In seminary we learned to interpret the doctrine using something called the Wesleyan Quadrilateral which looks to four sources: Scripture, tradition, reason, and experience. The primary source of knowledge here is the Bible, followed by church tradition.
It all sounds quite reasonable, but as I really studied the New Testament what I found was that Jesus and the apostles used a very different criteria: The New Testament perspective is not based on a rigid adherence to Scripture or tradition. It is primarily based on their experience. The disciples had experienced God come among them in Jesus. They had experienced that the messiah had not come as a warrior as they expected from their reading of the Bible, but had instead given his life. They had experienced Jesus rising from the dead. And finally, the early church was now experiencing that salvation had been made available to all people, to gentiles!
All of this, it must be stressed, completely contradicted how they had all read their Bibles up til then, and completely contradicted the religious tradition that had inherited. They did not come to these conclusions because of a new discovery in exegesis, they came to these radically new views through experiencing what the Spirit was doing among them! This caused them to consequently go back and re-read their Bibles again, trying to make sense of what was happening.
Fact: If the apostles had taken the dogmatic approach to reading their Bibles that so many of us have, then they never would have accepted Jesus as messiah, and they never would have preached salvation to gentiles.
Both the idea of a suffering nonviolent messiah and God's mercy towards gentiles simply did not line up with what they had expected from their reading of Scripture. This is not conjecture on my part, it is something they explicitly state (see for example Peter's two exclamations of "Never, Lord!" first in Matthew 16 where he forbids Jesus to go to the cross, and again in Acts 10 where he resists offering salvation to gentiles). However, the apostles stayed open to what God was doing in their midst, even when it expanded their understanding of truth.
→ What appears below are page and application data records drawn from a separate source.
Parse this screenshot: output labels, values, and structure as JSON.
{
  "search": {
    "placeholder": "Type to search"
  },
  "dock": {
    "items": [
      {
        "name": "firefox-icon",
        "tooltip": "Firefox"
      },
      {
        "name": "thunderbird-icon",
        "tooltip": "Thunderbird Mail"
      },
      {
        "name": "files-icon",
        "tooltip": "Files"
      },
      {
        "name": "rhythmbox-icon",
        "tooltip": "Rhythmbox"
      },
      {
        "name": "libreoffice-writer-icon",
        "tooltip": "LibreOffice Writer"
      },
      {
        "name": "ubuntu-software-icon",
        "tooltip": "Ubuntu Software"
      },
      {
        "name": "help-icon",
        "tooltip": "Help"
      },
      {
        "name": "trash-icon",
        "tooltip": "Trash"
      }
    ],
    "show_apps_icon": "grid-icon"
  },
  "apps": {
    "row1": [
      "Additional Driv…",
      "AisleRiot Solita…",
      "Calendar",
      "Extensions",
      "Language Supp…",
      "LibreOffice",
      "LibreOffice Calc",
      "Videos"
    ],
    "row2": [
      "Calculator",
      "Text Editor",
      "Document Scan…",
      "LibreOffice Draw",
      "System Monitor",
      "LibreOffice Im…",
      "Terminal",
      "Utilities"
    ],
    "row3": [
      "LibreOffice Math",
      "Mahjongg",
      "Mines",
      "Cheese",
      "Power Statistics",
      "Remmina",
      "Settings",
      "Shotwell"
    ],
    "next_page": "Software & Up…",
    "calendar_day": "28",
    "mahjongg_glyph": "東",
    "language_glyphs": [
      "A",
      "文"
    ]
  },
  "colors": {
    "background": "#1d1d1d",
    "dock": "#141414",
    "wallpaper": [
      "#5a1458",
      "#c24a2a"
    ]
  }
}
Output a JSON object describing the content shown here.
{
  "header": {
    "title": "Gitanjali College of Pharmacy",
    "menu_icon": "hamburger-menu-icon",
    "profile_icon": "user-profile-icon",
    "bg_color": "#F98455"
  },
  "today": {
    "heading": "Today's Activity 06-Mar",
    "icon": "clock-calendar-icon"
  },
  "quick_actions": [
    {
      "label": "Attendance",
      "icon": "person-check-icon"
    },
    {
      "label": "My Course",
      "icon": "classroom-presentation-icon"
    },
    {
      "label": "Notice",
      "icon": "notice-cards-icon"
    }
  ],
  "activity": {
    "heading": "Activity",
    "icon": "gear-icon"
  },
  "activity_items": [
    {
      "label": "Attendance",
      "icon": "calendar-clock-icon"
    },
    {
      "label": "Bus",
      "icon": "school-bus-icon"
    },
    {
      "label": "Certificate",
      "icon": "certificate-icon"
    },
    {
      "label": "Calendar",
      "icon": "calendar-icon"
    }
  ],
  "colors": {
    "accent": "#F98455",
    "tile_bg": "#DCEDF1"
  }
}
If we want to follow in the apostle's footsteps, then we need to move in that same trajectory, rather than tethering ourselves to a supposed "biblical" view that loses step with what the Spirit is doing.